Transgender: Denoting a person whose gender identity differs from their birth sex.
Transfeminine: Denoting a person who was assigned male at birth, but identifies with femininity to a greater extent than masculinity
Transmasculine: Denoting a person who was assigned female at birth, but identifies with masculinity to a greater extent than femininity.
Cisgender: Denoting a person whose sense of personal identity and gender corresponds with their birth sex.
Objective: To compare ACVE incidence rates in a cohort of transgender persons with rates in a matched cisgender men and women reference cohort.
Study Design: The Kaiser Permanente Health systems in Georgia and California conducted an electronic medical record–based cohort study of transgender members who had an index date (first evidence of transgender status) from 2006 through 2014. Each transgender participant was matched to ten male or female cisgender enrollees by year of birth, race/ethnicity, study site, and index date enrollment. The total number of participants in the study was 2842 transfeminine (matched to 48,686 cisgender men) and 2118 transmasculine members (matched to 48,774 cisgender women) with a mean follow-up of 4.0 and 3.6 years, respectively. ACVEs were identified from diagnostic codes (ICD-9 and ICD-10) codes through the end of 2016 in transgender and reference cohorts. Multivariable Cox proportional hazards models were utilized to compare ACVE rates between the transfeminine and transmasculine cohorts, the hormone initiation cohorts (transgender participants who started estrogen or testosterone after the index date), and among members in the matched cisgender reference groups, after controlling for confounding factors.
Results: It was found that transfeminine participants had a higher incidence of VTE, with 2- and 8-year risk differences of 4.1 (95% CI, 1.6 to 6.7) and 16.7 (CI, 6.4 to 27.5) per 1000 persons relative to cisgender men; and 3.4 (CI, 1.1 to 5.6) and 13.7 (CI, 4.1 to 22.7) relative to cisgender women.

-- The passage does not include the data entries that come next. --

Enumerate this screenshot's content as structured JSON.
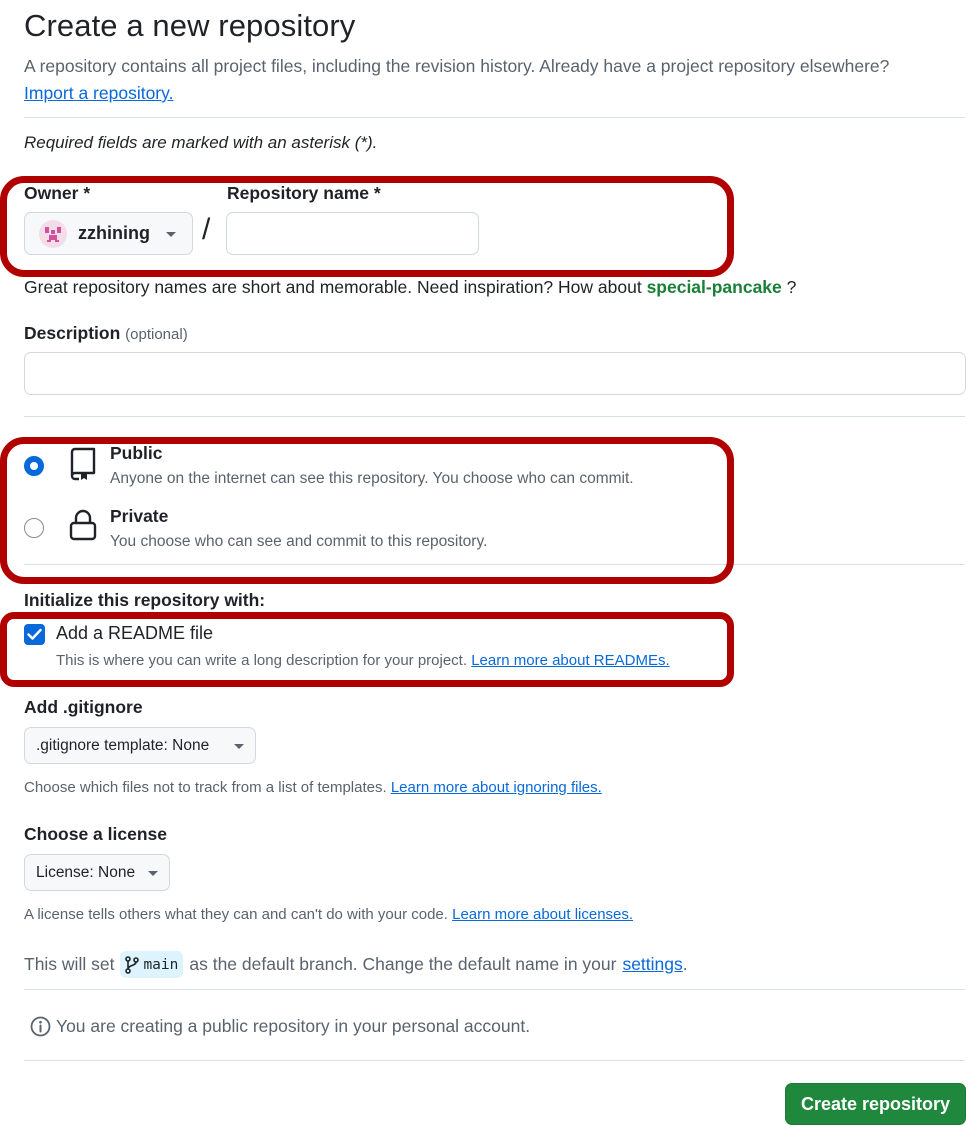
{
  "header": {
    "title": "Create a new repository",
    "subtitle": "A repository contains all project files, including the revision history. Already have a project repository elsewhere?",
    "import_link": "Import a repository."
  },
  "form": {
    "required_note": "Required fields are marked with an asterisk (*).",
    "owner": {
      "label": "Owner *",
      "value": "zzhining",
      "icon": "identicon-avatar"
    },
    "separator": "/",
    "repo_name": {
      "label": "Repository name *",
      "value": ""
    },
    "name_hint": {
      "prefix": "Great repository names are short and memorable. Need inspiration? How about",
      "suggestion": "special-pancake",
      "suffix": "?"
    },
    "description": {
      "label": "Description",
      "optional": "(optional)",
      "value": ""
    },
    "visibility": {
      "selected": "Public",
      "options": [
        {
          "title": "Public",
          "desc": "Anyone on the internet can see this repository. You choose who can commit.",
          "icon": "repo-icon"
        },
        {
          "title": "Private",
          "desc": "You choose who can see and commit to this repository.",
          "icon": "lock-icon"
        }
      ]
    },
    "initialize": {
      "label": "Initialize this repository with:",
      "readme": {
        "checked": true,
        "title": "Add a README file",
        "desc": "This is where you can write a long description for your project.",
        "link": "Learn more about READMEs."
      }
    },
    "gitignore": {
      "label": "Add .gitignore",
      "select": ".gitignore template: None",
      "hint": "Choose which files not to track from a list of templates.",
      "link": "Learn more about ignoring files."
    },
    "license": {
      "label": "Choose a license",
      "select": "License: None",
      "hint": "A license tells others what they can and can't do with your code.",
      "link": "Learn more about licenses."
    },
    "branch_note": {
      "prefix": "This will set",
      "branch": "main",
      "middle": "as the default branch. Change the default name in your",
      "link": "settings",
      "suffix": "."
    },
    "info_note": "You are creating a public repository in your personal account.",
    "submit_label": "Create repository"
  },
  "colors": {
    "accent": "#0969da",
    "primary_button": "#1f883d",
    "suggestion": "#1a7f37",
    "annotation": "#b00000"
  }
}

Conclusions: The evidence was insufficient to draw conclusions regarding risk among transmasculine participants due to limited number of occurring ACVEs in this group. More pronounced differences for VTE and ischemic stroke were observed among transfeminine participants who initiated hormone therapy (estrogen) during the follow-up period. One trend that was observed in this group was that VTE rates increased after 2 years of follow-up and continued to rise for another 5 to 6 years.
Key Point: Results may indicate that clinicians need to increase vigilance in identifying long-term vascular side effects of estrogen therapy in transgender patients. The risk for ACVEs in this population must be weighed against the benefits of treatment.
Getahum H, Nash R, Flanders DW, et al. Cross-sex Hormones and Acute Cardiovascular Events in Transgender Persons. Annals of Internal Medicine. [published online July 10, 2018]. doi: 10.7326/M17-2785.